What you are asked to do> Check every line of the data for the string "subtitle" and copy the ones that have it.

Interface dataset entries
• • • • •
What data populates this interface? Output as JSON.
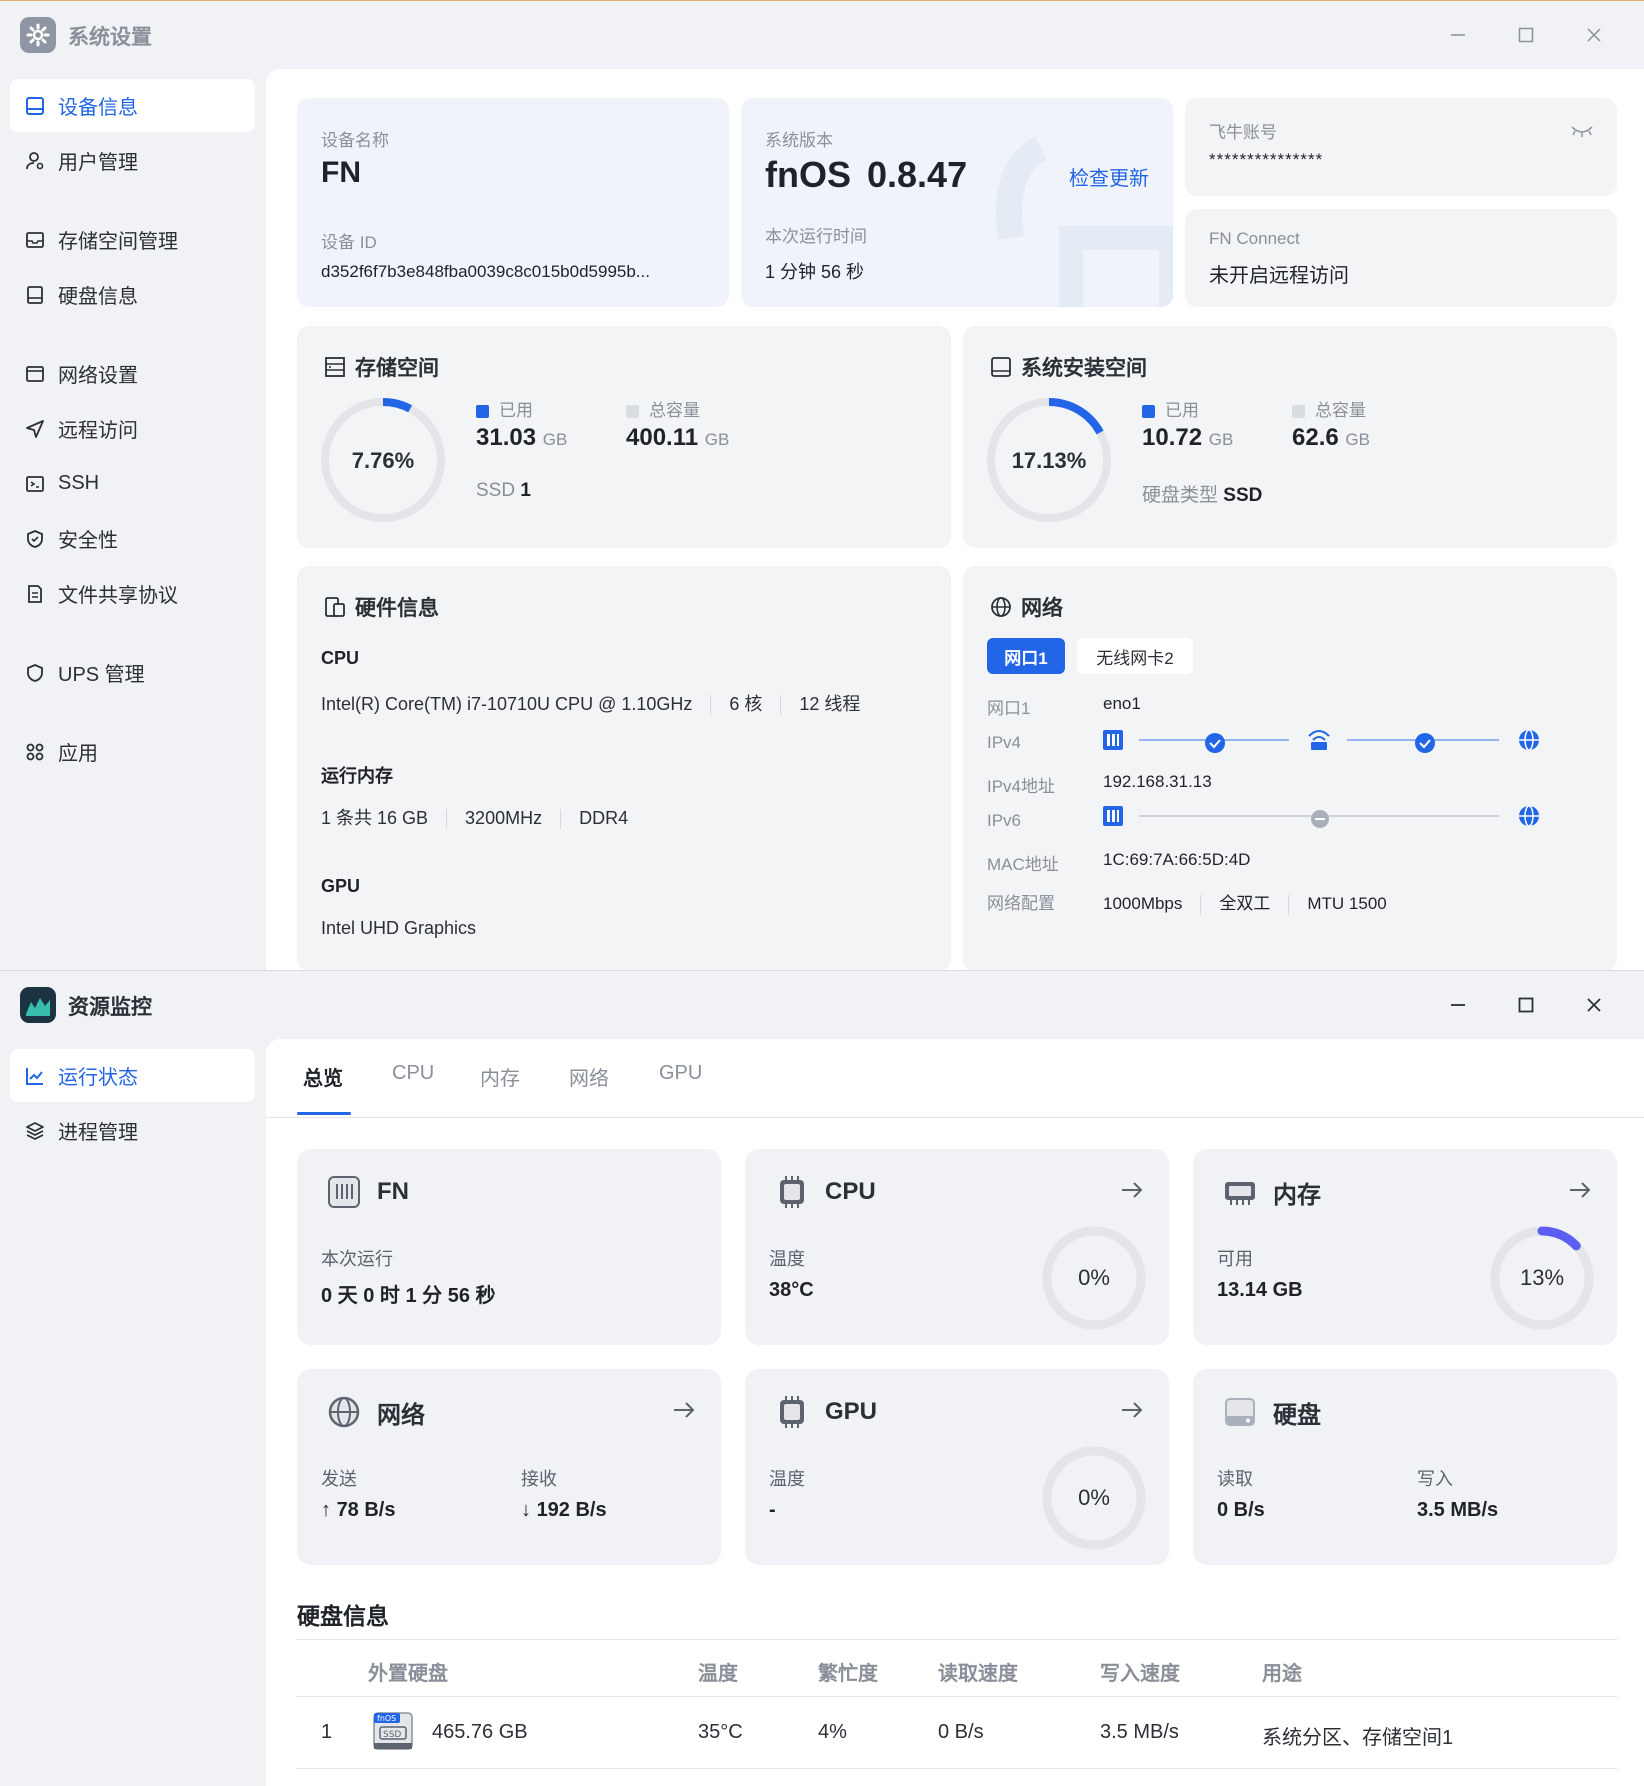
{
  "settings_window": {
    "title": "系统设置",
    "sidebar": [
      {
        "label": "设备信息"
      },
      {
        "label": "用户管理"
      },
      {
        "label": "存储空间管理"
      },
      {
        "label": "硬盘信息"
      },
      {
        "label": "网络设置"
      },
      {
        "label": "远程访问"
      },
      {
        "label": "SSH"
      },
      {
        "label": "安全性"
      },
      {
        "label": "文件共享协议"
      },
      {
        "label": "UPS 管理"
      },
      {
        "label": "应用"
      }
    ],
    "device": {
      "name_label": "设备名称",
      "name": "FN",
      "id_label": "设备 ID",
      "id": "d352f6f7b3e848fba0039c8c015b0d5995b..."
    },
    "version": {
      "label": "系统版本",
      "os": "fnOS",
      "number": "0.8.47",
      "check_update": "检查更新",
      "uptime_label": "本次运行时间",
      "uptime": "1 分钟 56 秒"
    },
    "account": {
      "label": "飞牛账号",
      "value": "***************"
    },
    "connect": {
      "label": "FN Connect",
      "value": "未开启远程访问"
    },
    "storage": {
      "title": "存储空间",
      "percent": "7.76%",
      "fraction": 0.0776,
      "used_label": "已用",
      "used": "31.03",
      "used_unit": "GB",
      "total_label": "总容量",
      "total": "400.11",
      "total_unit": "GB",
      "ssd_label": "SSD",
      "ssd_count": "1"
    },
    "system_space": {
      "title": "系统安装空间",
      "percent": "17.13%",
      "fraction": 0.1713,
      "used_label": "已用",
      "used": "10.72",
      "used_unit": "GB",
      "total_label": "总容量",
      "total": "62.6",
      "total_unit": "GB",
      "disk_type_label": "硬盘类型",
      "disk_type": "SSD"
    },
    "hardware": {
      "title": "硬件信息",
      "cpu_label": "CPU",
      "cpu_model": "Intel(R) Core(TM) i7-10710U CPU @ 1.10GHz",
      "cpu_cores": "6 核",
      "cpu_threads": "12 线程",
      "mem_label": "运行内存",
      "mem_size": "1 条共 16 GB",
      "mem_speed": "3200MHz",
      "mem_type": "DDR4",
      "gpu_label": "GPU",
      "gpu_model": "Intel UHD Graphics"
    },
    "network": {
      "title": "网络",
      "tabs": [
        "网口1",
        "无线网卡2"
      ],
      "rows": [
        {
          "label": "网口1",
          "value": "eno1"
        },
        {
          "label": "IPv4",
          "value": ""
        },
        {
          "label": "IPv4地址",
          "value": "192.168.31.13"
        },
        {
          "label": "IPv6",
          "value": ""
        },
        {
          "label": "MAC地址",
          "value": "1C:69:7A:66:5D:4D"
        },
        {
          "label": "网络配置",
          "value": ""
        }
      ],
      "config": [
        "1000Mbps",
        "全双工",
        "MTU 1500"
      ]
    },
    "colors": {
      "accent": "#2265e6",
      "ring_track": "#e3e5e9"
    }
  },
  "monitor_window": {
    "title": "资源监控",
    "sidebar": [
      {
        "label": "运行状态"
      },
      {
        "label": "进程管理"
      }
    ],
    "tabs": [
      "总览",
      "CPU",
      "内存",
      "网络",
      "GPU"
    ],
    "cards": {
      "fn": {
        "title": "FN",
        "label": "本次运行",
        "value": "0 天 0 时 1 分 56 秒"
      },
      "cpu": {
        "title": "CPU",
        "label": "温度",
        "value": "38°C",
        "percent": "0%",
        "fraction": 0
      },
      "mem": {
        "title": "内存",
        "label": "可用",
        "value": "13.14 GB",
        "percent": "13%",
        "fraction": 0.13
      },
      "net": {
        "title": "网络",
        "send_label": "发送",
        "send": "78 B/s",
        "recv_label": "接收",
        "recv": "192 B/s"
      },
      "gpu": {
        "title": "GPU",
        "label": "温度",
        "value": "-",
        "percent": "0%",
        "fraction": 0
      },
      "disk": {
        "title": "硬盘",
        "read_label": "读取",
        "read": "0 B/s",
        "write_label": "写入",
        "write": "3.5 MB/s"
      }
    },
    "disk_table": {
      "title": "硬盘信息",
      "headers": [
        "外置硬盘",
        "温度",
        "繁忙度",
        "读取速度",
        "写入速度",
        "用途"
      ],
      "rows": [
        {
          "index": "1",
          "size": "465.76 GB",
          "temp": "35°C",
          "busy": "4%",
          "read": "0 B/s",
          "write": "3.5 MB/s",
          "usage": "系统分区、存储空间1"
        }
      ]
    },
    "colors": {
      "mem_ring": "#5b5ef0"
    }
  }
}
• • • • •
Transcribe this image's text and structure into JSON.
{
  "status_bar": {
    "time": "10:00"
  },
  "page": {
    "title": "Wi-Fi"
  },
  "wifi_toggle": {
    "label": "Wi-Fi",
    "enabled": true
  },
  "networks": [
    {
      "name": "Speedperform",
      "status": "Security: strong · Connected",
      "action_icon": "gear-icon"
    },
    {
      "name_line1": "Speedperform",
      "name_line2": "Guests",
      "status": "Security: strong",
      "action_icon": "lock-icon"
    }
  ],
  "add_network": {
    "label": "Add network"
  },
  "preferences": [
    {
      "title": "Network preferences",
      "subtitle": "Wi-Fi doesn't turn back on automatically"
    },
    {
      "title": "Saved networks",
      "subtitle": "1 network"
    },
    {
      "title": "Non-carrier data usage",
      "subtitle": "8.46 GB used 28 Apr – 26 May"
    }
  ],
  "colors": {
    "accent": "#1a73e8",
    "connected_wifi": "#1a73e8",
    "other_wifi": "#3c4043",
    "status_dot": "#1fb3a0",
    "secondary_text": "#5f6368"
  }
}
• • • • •
Solution>
      "subtitle": "Wi-Fi doesn't turn back on automatically"
      "subtitle": "1 network"
      "subtitle": "8.46 GB used 28 Apr – 26 May"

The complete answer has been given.